True enough, many came not with their Lexus from the missus but humbler ones that were earned with the proverbial blood and sweat, and mucus and phlegm probably, or so I believe. I hope they were not flaunting it, lest they offer themselves future benefactors of the ignoble creatures on The Hill. Nothing bad about giving back? I'll leave it open.

I love homecomings, who wouldn't? But I love homecomings minus the pretentious and pretensions. So it's time we stage our own reunion to retell tales of horror, of divinely romantic priestly liaisons, of mystery bytes, of everything and anything that made us what we have become--the sum of all parts, some of which were manufactured in The Hill.

ariel said...

wait till the Ka Loren sees your post. darn, let us see if we cannot--at least the three of us--put out a book together. but be prepared for the excommunication proceedings. they are more terrible now, the stake burning, plus some other abracadabra. we might even have a bestseller, and then we can donate our royalty, straight into the account of that priest so we will have more socially conscious ministers of the health care and healing.

Ka Loren said...

See. I told you so. I may have inclinations on foretelling, huh! I could amass fortune in this instinct. The flames came burning with fury, furious and thunderous than the gods of the cloaked ministers at The Hill could imagined. There, here, we are the unholy trinity who could spew fires in tales. I was there too as an alumnus, whatever that means, but I hope I was not the one being alluded to with missus, pretentious and full of pretensions. I could not see and even try to imagine myself as benefactor or other else but I could see myself giving incestuous charcoaled tales to soon-to-be-called Called. Let's cock the gun and start the balls flying, booming, crawling beyond the drapes of their Priests' Sala.

ariel said...

Ka Loren: no allusions about the Lexus thing with you, unless you want to part with your missus' Lexus and give it to the poor, ha! Time to take up your cross and follow the well-heeled and the well-wheeled, ha!

Ka Loren said...

It never dawned on me to be well-wheeled, well-heeled warrior. I would rather have my on bloodied farm and try to enjoy brewed tsaa a balang coupled with tinuno nga ubog ti uway and innapuy iti bulo with the masses. I have already lots of crosses and am already crossed-eyed of the burdens. If I could only take my tibor full of gas, and if this gas is affordable for me who have no penny, in my pocket and/or on my calloused palms, I let the hills on fire and let the demons fly and seek their heavens for refuge. At least I am happy that I was not part of that allusions, he he he. Honestly and without pretension, I still have my conveyor as shoe.

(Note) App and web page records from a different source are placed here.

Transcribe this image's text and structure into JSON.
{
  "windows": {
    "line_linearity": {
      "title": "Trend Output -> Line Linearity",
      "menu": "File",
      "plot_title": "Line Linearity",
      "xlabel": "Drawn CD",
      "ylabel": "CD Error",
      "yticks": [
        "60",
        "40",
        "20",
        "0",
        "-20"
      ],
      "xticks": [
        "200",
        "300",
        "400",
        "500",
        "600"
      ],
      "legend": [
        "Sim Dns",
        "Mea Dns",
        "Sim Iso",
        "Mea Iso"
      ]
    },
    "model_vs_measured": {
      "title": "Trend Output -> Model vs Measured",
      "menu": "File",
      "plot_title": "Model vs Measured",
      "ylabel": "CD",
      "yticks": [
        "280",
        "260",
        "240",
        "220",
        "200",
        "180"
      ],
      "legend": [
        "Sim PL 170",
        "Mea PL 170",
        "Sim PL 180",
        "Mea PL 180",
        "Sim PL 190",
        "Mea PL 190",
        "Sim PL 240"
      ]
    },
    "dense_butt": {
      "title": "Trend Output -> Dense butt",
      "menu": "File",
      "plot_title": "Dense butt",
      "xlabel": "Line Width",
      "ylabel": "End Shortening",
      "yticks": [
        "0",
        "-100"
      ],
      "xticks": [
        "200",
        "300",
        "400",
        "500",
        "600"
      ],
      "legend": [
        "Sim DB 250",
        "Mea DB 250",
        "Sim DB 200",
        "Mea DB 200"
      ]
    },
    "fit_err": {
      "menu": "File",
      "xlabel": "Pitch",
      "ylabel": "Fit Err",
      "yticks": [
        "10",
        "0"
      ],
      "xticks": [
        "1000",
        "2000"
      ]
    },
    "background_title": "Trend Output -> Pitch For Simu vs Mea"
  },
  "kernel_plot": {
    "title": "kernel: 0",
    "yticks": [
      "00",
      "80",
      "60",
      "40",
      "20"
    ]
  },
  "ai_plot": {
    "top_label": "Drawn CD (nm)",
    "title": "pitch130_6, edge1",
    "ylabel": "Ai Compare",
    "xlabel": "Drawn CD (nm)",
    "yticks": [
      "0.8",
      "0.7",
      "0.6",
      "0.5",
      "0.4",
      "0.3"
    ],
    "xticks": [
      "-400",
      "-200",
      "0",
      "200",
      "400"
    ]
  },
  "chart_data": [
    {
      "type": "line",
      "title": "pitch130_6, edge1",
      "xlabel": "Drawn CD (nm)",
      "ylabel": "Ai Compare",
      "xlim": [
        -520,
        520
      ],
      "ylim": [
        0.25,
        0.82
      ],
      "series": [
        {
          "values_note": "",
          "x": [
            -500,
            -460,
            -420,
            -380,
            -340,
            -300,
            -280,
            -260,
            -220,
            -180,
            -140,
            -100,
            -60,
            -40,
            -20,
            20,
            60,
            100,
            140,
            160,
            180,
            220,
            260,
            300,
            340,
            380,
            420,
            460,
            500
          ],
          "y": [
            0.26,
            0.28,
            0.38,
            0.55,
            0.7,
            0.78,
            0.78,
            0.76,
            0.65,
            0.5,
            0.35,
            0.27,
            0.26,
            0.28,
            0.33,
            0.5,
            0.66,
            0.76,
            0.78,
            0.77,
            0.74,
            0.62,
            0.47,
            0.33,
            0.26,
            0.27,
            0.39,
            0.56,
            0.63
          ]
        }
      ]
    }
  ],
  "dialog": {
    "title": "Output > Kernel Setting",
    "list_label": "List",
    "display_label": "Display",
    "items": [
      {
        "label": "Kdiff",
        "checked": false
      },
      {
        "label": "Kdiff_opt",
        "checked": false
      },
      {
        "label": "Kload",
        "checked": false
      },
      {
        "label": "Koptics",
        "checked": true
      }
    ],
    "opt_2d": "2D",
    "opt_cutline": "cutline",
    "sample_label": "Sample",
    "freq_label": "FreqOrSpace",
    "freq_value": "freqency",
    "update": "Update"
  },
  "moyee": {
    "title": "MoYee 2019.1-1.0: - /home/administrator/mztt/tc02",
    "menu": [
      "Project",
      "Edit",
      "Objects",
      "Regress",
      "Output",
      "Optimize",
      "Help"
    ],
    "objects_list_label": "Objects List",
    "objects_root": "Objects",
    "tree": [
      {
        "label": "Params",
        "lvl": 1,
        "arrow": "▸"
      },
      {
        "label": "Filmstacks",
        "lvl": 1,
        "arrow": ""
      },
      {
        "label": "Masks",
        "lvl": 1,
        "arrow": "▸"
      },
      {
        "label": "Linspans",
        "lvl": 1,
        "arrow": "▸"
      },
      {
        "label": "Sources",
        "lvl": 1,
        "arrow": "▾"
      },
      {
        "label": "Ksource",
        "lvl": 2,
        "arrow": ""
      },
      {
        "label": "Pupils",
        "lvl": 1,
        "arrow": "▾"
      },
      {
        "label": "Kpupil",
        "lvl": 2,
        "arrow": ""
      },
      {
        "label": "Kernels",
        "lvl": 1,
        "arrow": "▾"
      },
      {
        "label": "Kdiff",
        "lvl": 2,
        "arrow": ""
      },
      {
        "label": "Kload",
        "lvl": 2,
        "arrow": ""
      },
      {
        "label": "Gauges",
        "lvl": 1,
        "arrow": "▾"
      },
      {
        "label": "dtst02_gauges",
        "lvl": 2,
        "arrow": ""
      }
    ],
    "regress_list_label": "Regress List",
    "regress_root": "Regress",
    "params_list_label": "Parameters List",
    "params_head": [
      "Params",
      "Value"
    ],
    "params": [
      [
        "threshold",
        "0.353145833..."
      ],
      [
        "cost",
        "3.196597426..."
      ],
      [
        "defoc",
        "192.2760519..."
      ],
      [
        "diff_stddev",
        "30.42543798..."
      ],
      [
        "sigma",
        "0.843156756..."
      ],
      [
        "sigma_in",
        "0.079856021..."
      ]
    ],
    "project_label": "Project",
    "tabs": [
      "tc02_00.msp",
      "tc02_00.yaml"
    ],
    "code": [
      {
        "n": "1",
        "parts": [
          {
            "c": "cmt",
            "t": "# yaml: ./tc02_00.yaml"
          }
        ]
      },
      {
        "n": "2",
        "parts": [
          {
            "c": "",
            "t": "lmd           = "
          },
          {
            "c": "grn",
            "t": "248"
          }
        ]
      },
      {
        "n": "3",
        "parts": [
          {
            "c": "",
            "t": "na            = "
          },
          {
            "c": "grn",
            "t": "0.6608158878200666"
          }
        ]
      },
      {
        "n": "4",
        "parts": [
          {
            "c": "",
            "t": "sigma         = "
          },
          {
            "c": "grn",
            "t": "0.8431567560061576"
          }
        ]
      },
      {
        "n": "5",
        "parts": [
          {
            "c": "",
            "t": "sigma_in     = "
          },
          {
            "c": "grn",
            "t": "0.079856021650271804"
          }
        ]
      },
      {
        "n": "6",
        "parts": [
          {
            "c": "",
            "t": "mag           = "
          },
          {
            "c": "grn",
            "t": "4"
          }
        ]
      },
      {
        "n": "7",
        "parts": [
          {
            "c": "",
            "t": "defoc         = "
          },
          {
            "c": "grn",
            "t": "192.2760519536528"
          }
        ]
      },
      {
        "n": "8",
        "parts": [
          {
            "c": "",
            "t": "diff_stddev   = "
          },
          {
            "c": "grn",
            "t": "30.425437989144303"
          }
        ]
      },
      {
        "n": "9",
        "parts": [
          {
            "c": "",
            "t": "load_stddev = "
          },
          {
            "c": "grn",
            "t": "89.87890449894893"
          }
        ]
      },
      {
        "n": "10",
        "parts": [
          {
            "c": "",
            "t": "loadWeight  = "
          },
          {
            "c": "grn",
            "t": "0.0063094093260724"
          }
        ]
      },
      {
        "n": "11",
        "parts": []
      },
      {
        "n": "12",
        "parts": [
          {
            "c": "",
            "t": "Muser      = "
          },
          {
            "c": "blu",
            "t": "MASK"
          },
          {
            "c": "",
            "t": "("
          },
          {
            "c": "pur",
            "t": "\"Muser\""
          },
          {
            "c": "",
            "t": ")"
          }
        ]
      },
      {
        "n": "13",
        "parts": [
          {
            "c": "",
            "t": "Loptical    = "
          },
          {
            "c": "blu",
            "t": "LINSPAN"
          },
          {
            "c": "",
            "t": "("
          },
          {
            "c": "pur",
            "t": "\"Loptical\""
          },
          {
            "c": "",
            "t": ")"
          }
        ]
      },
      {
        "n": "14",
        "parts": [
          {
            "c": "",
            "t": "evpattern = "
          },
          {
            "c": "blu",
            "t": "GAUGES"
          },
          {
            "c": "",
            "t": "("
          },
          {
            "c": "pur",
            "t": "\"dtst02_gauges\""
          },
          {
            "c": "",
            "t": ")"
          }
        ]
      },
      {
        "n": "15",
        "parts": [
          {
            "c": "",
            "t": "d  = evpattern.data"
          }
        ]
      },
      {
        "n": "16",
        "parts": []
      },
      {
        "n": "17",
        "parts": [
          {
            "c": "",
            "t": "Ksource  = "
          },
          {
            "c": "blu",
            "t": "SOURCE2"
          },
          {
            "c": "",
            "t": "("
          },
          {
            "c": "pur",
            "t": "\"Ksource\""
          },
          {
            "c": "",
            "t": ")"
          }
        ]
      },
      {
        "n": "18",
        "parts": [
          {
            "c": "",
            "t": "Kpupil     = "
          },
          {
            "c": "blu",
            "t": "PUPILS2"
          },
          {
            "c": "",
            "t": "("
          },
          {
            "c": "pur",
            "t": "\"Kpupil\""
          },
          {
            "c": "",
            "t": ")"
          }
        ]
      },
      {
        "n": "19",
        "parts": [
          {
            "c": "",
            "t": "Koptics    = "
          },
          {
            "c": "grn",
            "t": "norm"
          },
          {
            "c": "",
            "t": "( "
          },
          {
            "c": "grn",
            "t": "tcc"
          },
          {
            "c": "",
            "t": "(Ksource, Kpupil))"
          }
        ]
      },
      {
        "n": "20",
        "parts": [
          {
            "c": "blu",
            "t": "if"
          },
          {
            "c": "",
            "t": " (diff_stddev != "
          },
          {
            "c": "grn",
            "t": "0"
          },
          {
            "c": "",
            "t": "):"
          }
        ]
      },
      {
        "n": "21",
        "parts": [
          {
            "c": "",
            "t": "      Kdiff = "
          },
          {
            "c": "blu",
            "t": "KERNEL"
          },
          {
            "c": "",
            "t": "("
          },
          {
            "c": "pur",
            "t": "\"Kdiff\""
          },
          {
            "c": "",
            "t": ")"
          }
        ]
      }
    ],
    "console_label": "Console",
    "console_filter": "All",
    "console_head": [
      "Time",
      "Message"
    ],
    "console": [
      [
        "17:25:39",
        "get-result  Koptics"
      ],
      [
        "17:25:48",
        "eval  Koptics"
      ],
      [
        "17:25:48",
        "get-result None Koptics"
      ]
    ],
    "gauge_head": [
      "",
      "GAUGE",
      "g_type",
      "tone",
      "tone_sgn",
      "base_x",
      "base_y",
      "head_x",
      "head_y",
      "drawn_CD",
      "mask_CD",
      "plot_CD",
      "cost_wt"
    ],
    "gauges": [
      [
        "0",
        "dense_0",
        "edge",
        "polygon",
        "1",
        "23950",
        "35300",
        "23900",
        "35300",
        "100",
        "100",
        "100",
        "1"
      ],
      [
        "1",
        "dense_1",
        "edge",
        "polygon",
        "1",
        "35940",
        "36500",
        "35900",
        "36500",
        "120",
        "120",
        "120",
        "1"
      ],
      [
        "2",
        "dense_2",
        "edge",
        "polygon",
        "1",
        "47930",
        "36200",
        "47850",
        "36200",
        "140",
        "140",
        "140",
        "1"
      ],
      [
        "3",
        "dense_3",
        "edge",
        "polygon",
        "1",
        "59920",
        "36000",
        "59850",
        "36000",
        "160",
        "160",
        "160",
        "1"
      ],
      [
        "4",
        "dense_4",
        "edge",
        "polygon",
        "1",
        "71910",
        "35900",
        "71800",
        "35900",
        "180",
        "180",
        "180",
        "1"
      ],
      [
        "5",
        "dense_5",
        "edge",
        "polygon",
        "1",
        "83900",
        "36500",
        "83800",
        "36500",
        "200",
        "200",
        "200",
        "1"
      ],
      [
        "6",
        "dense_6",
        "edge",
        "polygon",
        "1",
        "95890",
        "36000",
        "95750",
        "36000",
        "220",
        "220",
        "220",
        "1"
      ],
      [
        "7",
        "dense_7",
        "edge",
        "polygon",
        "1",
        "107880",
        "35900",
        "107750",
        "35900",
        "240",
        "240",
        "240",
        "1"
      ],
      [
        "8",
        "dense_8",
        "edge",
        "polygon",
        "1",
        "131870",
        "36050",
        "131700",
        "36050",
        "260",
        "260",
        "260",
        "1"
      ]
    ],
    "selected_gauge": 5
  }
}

Going back to the crosses, our crosses are much heavier than the colored-blood crosses of the pretenders, proudly and arrogantly dangling on their chests, as if shooing demons infront of them but failed to shoo the devil at the back of the cross. Or the towering neon-cross beaming with pride, pretentious at that, and guarding The Hills where burned fleshes of unknown souls be forgot, gone in limo and never given the chance to wait the promised second coming. Or, I have enough calloused palms of toiling but not in tracing beads during prayers of intentions after a short lull of priestly-incestuous trysts. I never called my comrades as brothers, fathers, sisters or mon-seniors because I could not afford to profess filial love when people are gnashing teeth due to hunger.

I went to the homecoming event to know that I was only the one who wore cap to hide my face, looking sides after sides, corners after corners, recognizing faces after pretentious faces, knowing enough that, again, I was with the jackals, over-zealoted jackals, knowing that in their own inner circle, war of positions is going on and maybe eating their own, whom they called, without even a jerk, brethren. I went there to know also who among the pretenders have enough of the pretending and said quits.

Nevertheless, I welcome the X-Man, Bukidnon Boy, to the world mostly unknown to all cloaked holy men. Let all the Tales be told, X-Men!